Home Page
 
 

The Gates of Seward Park

 
The centerpiece of our neighborhood is Seward Park (the park, not the co-op). However, there is a factor that severely limits its use — although it is the centerpiece of the neighborhood, it can only be entered and exited from East Broadway near Jefferson Street; the park's front gates on Essex Street have long been locked. With only one entry/exit point, the park can only be visited with the express purpose of visiting the park in-and-of itself, and not as a means of taking a pleasant stroll say, from Jefferson Street to the Hester Street Fair.

The reason for this is that the park is not considered a park — it is considered a children's playground. Indeed there are many families who frequent the park on weekends. But to designate this vast space solely as a playground deprives neighbors who don't have time to dawdle in the park, but would still like to pass through it. More importantly, the park's having only one entrance/exit negatively impacts the neighborhood and local economy.

Some years ago, the Hester Street Fair had just launched, and a greenmarket was established on Essex Street, just outside Seward Park's locked gates. Traffic to the greenmarket and to the Hester Street Fair languished — there just wasn't enough pedestrian traffic to sustain them! The greenmarket never came back, and the Hester Street Fair reduced its operations to just one day per weekend.
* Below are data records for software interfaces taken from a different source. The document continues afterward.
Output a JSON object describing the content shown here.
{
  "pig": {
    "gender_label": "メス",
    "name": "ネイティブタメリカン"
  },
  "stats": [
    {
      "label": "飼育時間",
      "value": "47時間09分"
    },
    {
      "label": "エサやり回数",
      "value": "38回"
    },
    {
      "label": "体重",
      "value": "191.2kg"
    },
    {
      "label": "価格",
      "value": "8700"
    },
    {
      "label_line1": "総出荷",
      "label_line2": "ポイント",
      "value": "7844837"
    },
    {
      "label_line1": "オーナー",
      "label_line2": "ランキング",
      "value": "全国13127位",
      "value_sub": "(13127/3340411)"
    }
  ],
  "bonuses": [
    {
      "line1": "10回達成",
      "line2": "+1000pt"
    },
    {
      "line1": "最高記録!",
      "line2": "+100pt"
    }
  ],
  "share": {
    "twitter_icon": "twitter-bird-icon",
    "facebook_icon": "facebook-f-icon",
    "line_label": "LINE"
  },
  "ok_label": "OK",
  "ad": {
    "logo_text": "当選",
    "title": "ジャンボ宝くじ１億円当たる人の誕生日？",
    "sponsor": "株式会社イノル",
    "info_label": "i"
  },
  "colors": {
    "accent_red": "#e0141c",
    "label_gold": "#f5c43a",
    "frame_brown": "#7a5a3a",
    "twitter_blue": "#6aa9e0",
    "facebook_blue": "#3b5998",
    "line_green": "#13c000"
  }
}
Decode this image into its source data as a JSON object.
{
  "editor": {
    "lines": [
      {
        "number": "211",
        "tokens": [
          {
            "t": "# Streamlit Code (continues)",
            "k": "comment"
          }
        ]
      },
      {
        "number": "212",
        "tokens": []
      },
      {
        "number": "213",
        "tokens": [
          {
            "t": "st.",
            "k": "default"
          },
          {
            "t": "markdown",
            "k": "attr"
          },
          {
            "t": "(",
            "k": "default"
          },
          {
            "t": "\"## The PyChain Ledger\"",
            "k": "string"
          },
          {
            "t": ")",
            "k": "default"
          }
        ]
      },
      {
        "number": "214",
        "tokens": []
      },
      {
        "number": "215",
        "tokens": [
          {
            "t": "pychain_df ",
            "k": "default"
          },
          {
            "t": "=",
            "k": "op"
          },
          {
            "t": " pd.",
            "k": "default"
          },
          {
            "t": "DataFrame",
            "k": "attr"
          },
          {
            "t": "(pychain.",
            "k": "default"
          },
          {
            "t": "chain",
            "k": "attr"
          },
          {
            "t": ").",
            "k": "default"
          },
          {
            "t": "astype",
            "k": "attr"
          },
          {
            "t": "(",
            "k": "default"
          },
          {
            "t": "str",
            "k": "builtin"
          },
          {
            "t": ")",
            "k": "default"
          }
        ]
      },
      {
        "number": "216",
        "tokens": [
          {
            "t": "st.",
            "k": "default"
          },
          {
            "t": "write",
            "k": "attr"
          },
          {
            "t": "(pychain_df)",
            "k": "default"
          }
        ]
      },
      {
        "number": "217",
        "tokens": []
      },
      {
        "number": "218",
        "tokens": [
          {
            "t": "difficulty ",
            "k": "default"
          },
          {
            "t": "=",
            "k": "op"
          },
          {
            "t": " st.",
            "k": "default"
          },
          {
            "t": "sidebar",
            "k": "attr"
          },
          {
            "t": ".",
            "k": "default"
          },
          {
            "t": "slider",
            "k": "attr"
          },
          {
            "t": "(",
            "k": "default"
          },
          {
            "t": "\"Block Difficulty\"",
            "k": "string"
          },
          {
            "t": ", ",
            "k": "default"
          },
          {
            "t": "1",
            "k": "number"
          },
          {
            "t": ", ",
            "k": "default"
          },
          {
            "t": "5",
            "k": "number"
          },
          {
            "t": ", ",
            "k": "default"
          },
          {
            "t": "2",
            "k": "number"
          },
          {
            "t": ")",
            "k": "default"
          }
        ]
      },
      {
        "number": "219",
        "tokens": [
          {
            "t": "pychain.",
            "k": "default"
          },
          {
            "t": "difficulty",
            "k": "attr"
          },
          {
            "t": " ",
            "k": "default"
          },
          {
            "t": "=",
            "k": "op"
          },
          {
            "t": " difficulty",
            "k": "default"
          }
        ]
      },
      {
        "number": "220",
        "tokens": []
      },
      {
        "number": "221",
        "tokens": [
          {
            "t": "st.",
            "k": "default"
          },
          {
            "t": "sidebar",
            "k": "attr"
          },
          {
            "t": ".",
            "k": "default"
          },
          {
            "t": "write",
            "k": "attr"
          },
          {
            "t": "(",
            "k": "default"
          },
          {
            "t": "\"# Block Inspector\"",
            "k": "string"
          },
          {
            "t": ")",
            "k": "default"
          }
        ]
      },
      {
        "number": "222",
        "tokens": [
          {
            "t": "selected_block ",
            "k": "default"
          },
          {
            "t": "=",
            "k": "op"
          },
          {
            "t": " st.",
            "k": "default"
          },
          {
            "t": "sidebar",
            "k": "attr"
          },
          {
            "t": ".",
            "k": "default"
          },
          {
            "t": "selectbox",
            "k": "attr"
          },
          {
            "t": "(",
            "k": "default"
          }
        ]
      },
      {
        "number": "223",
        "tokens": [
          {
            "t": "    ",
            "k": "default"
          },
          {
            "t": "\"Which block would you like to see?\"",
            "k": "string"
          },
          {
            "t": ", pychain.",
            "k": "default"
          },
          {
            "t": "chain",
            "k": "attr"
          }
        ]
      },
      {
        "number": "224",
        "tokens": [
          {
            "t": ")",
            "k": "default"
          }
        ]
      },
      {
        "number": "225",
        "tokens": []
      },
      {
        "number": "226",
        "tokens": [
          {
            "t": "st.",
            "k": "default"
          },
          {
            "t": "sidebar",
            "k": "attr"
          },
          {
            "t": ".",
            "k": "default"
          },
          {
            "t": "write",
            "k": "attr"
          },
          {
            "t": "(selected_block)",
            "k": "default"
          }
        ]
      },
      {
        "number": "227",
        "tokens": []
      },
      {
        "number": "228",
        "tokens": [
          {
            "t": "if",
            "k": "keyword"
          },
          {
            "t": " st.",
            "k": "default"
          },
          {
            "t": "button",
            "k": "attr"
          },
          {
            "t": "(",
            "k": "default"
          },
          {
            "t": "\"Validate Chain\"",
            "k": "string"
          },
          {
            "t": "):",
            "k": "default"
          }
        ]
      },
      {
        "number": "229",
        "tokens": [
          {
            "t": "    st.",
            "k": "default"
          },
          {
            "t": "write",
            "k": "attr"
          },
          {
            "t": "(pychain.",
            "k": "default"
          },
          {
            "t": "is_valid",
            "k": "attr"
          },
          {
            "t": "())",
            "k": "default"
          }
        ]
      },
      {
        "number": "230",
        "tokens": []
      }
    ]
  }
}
I believe these markets would have found greater success if visitors could have meandered through the park towards them, rather that walk down the dingy desolation of Essex Street. I believe people visiting the park on weekends would be inclined to visit stores and restaurants on Essex and Hester Streets if the gates were open. I believe that if the park were open, visitors to Essex or Hester Street stores would end up spending more time (and money) in our neighborhood, rather than just settling down (inappropriately and perhaps annoyingly) on the lawn outside of Building 4. And I believe that some appealing restaurants and stores would open on Essex and Hester Streets, and even on Grand Street if there was more regular pedestrian traffic in that area. This last point bears some emphasis — this is not a Seward Park Coop issue, and the benefit would not be limited to the Hester Street Fair. I believe that improved pedestrian access and circulation through the neighborhood will foster neighborhood and economic growth.

People in the Parks Department have cited safety concerns as a reason for keeping the gates closed. However, wouldn't the park be safer if it had multiple access points? In the event of an emergency, first responders need a way to get in, and the public needs a way to get out! By way of comparison, Tompkins Square Park contains a large playground with multiple access points which is not associated with safety problems; Sol Lain playground just to the south of us has at least five exits, and is not associated with safety problems either.

Opening the park gates can stimulate our entire neighborhood in very meaningful ways. Furthermore, I therefore think that a trial should be conducted this summer and fall of opening the gates during the weekend, and also having increased police presence while those gates are open. Based on such a trial, feedback can be gathered from local residents, families, businesses, police, and the parks department... and intelligent discussion of the options can be pursued.

I envision the gates of Seward Park being opened. I envision Seward Park finally uniting (rather than separating) the communities that live to its south, east and west sides. I envision visitors to the park naturally wandering into new stores and restaurants on Essex, Hester and Grand Streets that open and thrive in response to increased pedestrian traffic. Imagine: Canal Street could originate at a graceful plaza, a park and a thriving neighborhood, instead of at a skid row.

I am in discussion with a many people with regard to this initiative, and hope to have some letters or petitions available soon. Progressing on this will certainly take concerted effort, and I encourage neighbors — especially those with families or businesses in the area — to get involved. Please contact me to find out more.

Dan Strum
June 12, 2012